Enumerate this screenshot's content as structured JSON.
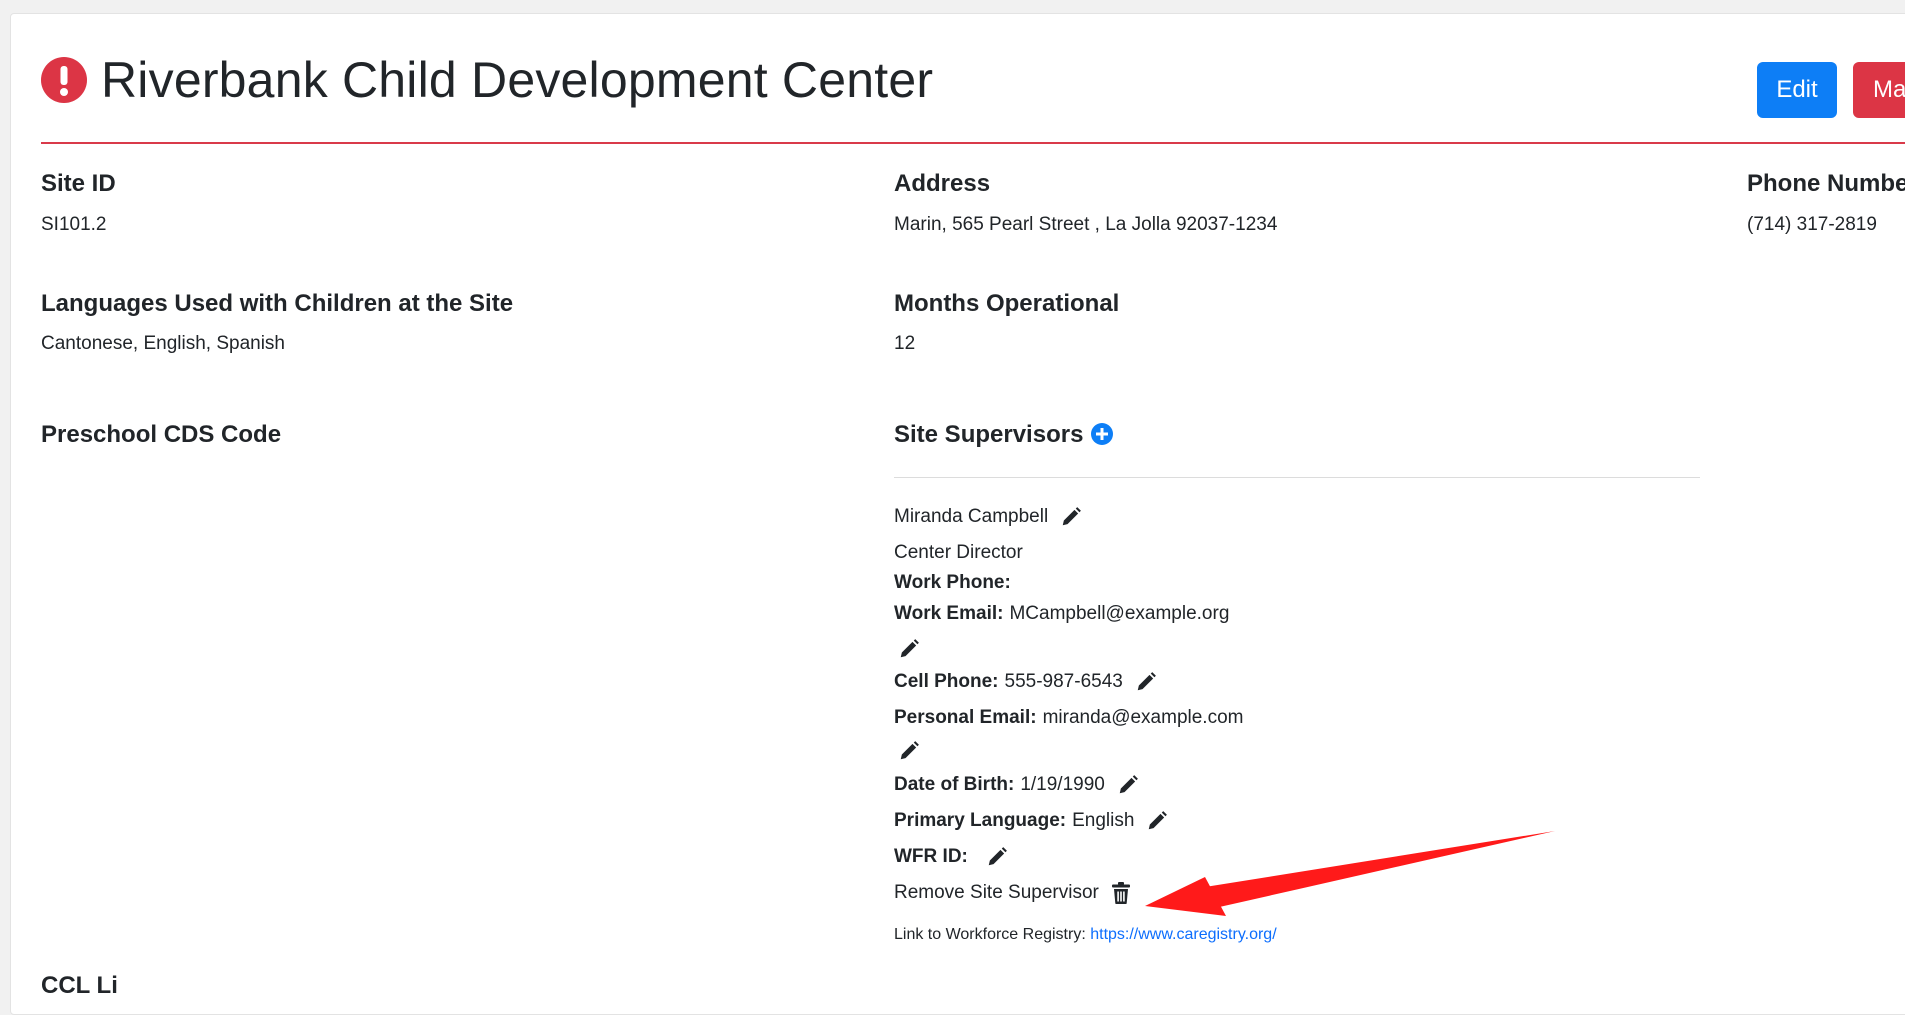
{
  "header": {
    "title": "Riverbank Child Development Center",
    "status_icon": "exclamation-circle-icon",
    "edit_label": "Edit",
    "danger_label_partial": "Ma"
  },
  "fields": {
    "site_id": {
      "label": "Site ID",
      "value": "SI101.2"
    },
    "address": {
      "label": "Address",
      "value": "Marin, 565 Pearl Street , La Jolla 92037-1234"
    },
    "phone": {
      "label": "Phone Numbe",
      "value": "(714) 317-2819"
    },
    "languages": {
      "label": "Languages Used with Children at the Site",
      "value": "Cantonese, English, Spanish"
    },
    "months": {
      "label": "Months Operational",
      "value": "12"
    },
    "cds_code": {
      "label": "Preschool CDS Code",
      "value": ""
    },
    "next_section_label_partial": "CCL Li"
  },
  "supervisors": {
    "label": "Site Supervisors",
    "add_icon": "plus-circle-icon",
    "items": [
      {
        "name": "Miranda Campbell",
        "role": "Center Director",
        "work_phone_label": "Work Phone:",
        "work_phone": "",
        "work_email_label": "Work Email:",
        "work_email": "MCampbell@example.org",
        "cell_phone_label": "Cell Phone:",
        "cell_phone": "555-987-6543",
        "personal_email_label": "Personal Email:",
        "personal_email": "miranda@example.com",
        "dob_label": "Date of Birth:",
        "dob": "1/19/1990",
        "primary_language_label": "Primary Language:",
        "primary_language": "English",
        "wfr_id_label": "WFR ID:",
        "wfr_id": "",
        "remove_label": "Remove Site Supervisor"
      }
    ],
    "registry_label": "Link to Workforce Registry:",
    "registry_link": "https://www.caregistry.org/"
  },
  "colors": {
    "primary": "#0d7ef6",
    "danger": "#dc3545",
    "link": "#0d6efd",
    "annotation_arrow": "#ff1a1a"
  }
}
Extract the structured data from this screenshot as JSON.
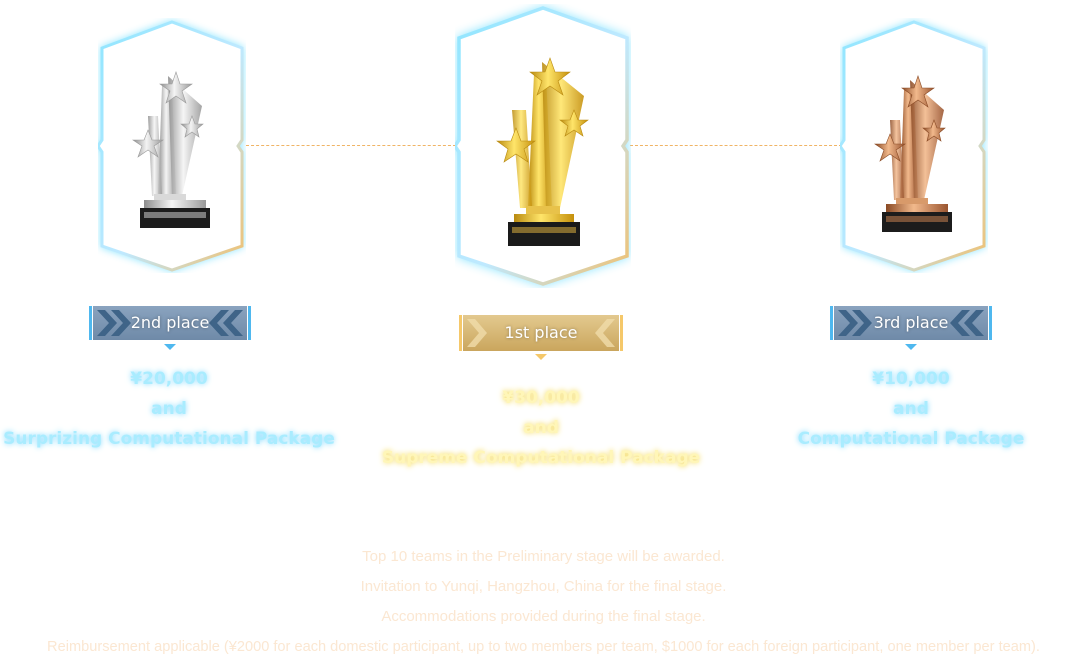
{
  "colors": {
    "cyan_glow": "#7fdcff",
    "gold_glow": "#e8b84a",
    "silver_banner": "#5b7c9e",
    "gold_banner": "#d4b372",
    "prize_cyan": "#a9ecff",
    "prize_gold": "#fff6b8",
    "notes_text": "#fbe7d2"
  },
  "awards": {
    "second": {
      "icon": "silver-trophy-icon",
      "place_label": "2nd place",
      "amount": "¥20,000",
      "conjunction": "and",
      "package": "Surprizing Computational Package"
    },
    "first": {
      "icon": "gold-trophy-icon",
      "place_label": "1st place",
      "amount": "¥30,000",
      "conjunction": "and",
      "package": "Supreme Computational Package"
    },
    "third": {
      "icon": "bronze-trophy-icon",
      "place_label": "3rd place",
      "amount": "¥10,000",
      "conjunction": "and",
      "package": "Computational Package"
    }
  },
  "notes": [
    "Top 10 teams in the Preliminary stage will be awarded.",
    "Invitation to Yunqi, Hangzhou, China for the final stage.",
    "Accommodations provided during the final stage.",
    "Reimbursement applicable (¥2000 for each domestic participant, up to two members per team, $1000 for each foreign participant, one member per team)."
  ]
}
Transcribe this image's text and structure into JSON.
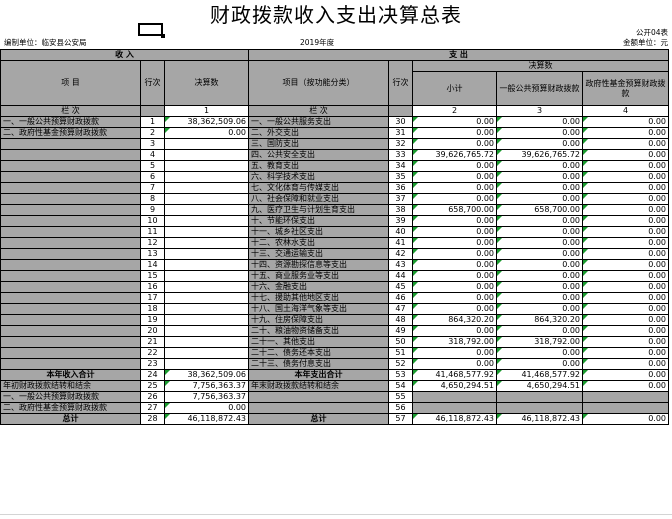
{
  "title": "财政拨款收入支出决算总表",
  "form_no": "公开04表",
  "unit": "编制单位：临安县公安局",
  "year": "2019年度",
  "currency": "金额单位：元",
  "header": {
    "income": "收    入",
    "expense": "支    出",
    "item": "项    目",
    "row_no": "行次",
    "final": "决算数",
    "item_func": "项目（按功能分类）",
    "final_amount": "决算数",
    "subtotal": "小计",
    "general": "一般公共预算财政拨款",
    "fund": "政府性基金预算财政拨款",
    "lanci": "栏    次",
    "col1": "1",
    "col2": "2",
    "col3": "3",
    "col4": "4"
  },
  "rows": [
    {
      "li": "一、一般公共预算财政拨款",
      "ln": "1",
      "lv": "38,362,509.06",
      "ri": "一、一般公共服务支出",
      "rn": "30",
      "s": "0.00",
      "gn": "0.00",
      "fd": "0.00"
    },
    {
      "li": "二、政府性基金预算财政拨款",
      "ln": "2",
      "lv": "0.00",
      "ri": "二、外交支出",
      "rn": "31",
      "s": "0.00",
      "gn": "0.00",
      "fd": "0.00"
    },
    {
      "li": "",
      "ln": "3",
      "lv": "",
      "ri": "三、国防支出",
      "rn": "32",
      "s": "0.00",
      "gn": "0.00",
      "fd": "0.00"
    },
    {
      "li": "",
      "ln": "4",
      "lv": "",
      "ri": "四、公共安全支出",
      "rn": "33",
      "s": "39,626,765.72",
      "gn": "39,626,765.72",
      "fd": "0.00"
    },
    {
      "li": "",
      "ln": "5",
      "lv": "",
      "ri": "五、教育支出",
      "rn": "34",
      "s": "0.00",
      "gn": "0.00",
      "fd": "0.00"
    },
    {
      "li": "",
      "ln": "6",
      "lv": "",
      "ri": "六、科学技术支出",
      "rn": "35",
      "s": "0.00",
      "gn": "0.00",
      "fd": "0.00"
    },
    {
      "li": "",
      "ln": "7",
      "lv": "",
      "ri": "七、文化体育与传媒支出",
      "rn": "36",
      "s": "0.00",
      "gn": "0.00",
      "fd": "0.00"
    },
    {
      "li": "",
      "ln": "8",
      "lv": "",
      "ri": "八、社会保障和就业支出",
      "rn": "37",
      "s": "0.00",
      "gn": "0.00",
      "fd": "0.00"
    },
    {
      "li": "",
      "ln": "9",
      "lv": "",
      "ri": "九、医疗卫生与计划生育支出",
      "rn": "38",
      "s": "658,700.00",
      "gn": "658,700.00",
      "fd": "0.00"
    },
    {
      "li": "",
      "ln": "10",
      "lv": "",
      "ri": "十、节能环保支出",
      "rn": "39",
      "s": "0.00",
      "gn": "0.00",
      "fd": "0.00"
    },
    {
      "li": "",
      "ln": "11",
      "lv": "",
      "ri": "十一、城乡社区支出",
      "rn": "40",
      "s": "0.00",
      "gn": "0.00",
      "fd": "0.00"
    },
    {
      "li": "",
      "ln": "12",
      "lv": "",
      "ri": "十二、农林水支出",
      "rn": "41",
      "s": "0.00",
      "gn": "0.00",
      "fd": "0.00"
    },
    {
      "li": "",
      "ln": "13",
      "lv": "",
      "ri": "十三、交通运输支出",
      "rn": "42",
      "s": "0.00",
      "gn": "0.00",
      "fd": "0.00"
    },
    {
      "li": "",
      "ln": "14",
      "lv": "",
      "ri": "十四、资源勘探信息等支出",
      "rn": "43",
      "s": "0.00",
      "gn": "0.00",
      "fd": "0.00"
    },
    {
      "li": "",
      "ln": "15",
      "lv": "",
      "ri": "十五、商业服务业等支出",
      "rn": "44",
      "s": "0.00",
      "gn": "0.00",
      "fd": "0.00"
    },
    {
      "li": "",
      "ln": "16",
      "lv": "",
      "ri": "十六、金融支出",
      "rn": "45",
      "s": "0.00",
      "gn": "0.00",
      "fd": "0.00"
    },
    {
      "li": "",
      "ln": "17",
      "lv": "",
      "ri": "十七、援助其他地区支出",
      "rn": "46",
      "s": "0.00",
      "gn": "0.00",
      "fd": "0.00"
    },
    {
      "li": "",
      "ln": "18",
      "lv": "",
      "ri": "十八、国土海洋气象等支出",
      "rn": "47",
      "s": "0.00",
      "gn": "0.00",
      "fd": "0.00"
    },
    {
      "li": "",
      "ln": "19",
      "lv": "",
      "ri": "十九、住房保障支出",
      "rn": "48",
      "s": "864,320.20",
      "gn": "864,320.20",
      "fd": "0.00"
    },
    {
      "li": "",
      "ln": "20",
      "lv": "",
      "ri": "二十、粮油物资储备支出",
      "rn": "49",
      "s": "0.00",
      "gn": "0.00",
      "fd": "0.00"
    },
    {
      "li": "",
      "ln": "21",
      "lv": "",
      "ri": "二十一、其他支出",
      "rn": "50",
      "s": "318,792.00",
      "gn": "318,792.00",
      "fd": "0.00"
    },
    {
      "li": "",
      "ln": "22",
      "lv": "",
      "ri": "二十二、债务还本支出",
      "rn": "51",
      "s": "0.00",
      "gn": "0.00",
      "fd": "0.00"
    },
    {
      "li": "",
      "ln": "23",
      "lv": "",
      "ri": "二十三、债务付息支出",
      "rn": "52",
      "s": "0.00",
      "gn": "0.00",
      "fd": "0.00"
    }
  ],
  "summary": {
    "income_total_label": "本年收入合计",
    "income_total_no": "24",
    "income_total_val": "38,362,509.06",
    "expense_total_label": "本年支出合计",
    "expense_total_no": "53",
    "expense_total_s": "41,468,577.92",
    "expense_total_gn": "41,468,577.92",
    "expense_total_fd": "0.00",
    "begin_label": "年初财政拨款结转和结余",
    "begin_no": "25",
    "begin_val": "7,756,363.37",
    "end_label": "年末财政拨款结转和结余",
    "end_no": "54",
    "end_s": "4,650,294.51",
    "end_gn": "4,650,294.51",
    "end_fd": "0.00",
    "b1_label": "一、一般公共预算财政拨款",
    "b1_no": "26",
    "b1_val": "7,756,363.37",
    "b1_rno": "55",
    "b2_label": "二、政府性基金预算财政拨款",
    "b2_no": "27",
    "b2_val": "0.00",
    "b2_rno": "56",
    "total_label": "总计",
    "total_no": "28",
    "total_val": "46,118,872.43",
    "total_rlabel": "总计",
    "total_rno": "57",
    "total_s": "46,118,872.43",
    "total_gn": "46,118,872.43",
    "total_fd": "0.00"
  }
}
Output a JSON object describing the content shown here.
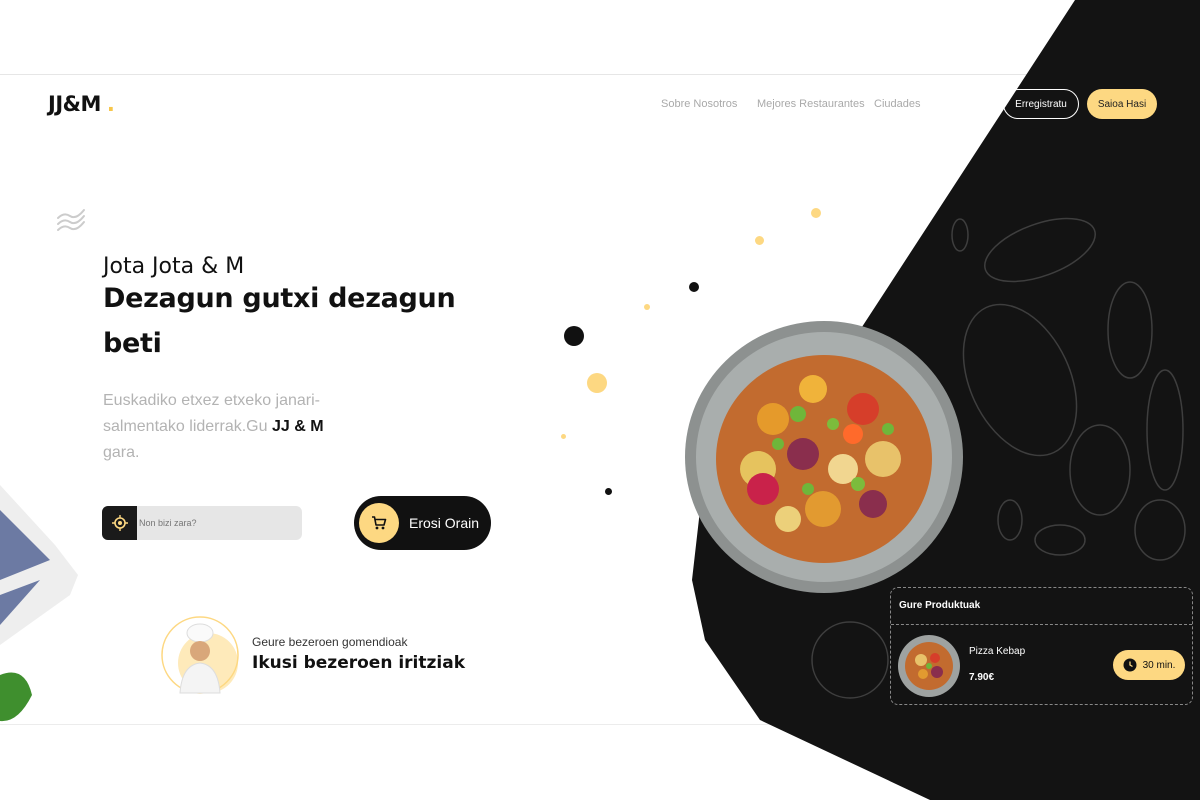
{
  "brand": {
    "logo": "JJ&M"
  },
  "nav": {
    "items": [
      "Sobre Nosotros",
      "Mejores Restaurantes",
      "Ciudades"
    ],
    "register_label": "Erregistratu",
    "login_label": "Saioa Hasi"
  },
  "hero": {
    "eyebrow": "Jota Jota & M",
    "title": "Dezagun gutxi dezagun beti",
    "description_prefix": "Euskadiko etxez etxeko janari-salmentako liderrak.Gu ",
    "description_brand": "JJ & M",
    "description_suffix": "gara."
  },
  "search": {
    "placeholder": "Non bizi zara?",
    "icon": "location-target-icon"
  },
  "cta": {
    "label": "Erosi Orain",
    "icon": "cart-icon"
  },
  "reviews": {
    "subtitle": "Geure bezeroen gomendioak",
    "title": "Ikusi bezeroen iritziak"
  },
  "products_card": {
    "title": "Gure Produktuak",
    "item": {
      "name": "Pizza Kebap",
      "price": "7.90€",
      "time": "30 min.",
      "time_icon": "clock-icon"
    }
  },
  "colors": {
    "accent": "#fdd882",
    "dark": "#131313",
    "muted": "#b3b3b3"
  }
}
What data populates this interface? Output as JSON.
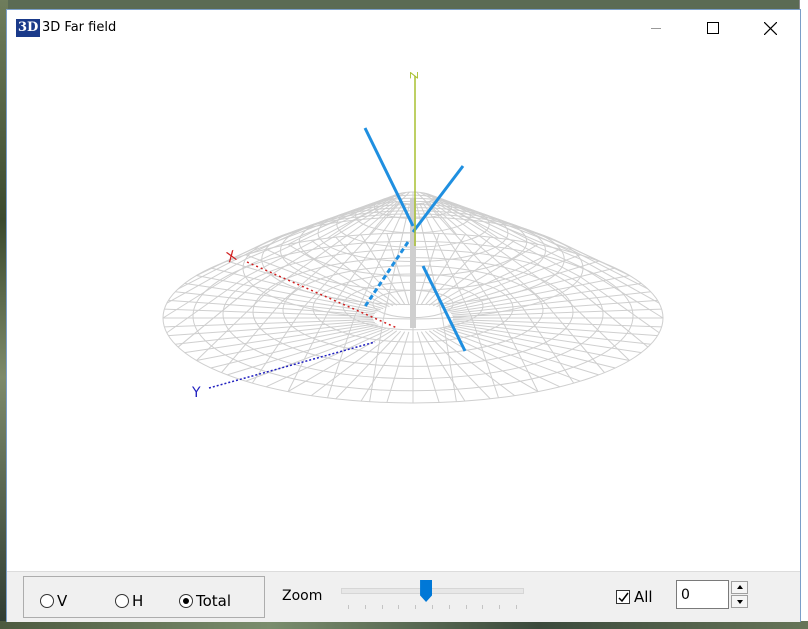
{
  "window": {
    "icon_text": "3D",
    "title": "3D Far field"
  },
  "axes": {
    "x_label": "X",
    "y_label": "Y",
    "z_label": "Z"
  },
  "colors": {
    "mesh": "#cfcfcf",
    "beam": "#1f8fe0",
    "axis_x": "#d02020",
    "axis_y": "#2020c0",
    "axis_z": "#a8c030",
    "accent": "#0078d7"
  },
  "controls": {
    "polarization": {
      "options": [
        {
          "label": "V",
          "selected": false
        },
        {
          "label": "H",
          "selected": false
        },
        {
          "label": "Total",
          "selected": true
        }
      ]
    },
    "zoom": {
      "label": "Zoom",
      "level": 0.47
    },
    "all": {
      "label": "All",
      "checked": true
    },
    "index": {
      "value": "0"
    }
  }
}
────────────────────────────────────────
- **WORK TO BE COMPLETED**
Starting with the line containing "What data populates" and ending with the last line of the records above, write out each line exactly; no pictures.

- **COMPLETED TASK**
What data populates this interface? Output as JSON.
{
  "window": {
    "icon_text": "3D",
    "title": "3D Far field"
  },
  "axes": {
    "x_label": "X",
    "y_label": "Y",
    "z_label": "Z"
  },
  "colors": {
    "mesh": "#cfcfcf",
    "beam": "#1f8fe0",
    "axis_x": "#d02020",
    "axis_y": "#2020c0",
    "axis_z": "#a8c030",
    "accent": "#0078d7"
  },
  "controls": {
    "polarization": {
      "options": [
        {
          "label": "V",
          "selected": false
        },
        {
          "label": "H",
          "selected": false
        },
        {
          "label": "Total",
          "selected": true
        }
      ]
    },
    "zoom": {
      "label": "Zoom",
      "level": 0.47
    },
    "all": {
      "label": "All",
      "checked": true
    },
    "index": {
      "value": "0"
    }
  }
}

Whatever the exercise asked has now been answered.